What is being asked:
Check each line below for the word "false", and copy those that have it.

Record set:
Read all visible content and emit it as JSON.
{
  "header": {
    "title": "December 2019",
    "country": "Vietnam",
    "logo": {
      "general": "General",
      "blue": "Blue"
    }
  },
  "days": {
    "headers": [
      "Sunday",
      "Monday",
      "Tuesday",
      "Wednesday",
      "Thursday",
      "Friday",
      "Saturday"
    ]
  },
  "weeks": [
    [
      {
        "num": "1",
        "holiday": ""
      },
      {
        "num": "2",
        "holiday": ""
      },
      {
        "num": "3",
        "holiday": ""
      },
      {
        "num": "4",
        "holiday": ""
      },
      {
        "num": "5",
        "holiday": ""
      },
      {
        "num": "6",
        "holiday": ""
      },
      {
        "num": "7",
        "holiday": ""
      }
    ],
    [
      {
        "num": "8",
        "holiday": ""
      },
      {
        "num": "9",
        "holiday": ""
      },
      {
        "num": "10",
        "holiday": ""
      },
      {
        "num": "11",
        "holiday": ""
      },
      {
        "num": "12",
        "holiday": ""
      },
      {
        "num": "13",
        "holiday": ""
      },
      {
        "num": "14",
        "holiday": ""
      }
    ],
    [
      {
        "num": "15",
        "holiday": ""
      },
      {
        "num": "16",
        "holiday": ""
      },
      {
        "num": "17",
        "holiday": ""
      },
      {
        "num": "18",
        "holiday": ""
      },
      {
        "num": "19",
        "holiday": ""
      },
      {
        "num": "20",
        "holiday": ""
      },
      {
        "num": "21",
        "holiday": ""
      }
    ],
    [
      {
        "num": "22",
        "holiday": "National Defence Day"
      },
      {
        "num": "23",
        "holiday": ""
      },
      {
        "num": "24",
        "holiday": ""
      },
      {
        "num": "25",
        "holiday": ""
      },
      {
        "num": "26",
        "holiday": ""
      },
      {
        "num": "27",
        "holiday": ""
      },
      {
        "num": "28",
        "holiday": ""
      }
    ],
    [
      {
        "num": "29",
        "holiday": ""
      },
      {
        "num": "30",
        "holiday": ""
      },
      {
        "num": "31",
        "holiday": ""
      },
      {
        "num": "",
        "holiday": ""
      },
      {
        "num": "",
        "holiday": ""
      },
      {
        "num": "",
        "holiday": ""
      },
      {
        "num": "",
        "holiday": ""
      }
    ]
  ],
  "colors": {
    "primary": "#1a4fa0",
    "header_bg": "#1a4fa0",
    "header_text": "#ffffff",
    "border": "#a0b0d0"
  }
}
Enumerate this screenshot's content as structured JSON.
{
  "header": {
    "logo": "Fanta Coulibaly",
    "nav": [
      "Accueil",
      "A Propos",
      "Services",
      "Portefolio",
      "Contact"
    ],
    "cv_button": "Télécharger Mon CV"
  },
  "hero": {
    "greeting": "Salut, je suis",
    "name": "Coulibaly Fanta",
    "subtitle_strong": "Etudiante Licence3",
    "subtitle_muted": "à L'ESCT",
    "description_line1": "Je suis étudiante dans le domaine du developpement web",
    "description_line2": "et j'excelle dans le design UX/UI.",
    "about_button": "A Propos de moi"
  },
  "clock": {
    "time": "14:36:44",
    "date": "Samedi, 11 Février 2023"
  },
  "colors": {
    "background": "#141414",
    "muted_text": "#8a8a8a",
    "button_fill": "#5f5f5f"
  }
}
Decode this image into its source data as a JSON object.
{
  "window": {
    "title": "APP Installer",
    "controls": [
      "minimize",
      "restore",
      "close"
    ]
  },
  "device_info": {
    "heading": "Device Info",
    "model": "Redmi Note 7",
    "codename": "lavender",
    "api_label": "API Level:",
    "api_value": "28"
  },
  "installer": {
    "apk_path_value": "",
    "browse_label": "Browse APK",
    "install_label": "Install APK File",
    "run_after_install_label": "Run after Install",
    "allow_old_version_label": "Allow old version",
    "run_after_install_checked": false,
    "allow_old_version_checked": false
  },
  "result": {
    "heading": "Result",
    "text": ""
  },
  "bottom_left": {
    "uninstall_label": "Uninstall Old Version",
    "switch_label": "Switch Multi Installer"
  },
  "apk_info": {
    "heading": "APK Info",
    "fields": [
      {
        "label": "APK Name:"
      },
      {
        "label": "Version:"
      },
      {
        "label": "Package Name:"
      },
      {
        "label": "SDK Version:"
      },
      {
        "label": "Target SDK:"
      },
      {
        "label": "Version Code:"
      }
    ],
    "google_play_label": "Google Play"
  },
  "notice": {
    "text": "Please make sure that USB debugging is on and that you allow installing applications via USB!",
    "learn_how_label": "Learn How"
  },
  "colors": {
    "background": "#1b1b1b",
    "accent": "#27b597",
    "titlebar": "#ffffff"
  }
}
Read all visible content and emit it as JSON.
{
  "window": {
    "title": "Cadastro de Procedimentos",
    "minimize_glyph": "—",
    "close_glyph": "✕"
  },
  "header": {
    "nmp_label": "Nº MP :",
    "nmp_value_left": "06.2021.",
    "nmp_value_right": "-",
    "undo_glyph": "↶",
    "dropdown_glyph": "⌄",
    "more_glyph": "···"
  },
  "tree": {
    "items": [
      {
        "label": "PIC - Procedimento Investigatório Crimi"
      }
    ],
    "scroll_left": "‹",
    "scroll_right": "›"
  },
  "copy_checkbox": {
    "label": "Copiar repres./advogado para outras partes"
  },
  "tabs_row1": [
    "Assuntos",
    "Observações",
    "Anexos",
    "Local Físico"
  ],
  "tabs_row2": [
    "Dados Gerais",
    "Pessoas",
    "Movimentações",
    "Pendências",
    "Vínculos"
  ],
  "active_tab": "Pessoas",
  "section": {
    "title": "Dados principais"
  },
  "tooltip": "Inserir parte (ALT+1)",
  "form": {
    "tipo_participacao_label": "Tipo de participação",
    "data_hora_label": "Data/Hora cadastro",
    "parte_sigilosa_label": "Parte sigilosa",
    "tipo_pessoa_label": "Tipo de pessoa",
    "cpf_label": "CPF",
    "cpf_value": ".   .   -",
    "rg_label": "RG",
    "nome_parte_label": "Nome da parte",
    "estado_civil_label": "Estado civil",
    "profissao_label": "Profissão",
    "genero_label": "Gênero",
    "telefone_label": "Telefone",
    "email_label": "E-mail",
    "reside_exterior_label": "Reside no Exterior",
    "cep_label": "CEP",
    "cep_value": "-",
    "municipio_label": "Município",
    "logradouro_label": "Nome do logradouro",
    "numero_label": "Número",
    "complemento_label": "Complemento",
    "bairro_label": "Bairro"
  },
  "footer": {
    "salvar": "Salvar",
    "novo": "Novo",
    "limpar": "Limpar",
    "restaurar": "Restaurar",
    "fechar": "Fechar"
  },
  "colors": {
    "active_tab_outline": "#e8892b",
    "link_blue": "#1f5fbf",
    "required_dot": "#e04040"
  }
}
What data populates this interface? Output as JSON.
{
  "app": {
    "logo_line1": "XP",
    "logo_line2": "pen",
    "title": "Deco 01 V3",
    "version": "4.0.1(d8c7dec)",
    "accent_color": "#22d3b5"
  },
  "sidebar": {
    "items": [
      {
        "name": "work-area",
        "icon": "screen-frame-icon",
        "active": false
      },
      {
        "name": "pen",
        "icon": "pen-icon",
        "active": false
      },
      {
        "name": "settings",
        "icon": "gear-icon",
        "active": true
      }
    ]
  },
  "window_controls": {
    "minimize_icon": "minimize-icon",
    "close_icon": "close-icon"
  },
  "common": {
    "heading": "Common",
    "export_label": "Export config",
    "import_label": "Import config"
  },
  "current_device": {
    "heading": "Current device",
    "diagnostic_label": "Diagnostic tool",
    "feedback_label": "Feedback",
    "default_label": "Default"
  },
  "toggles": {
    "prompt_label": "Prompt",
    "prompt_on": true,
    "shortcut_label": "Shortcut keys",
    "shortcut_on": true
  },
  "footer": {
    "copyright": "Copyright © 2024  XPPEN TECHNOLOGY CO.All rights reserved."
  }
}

Response box:
    "run_after_install_checked": false,
    "allow_old_version_checked": false
        "active": false
        "active": false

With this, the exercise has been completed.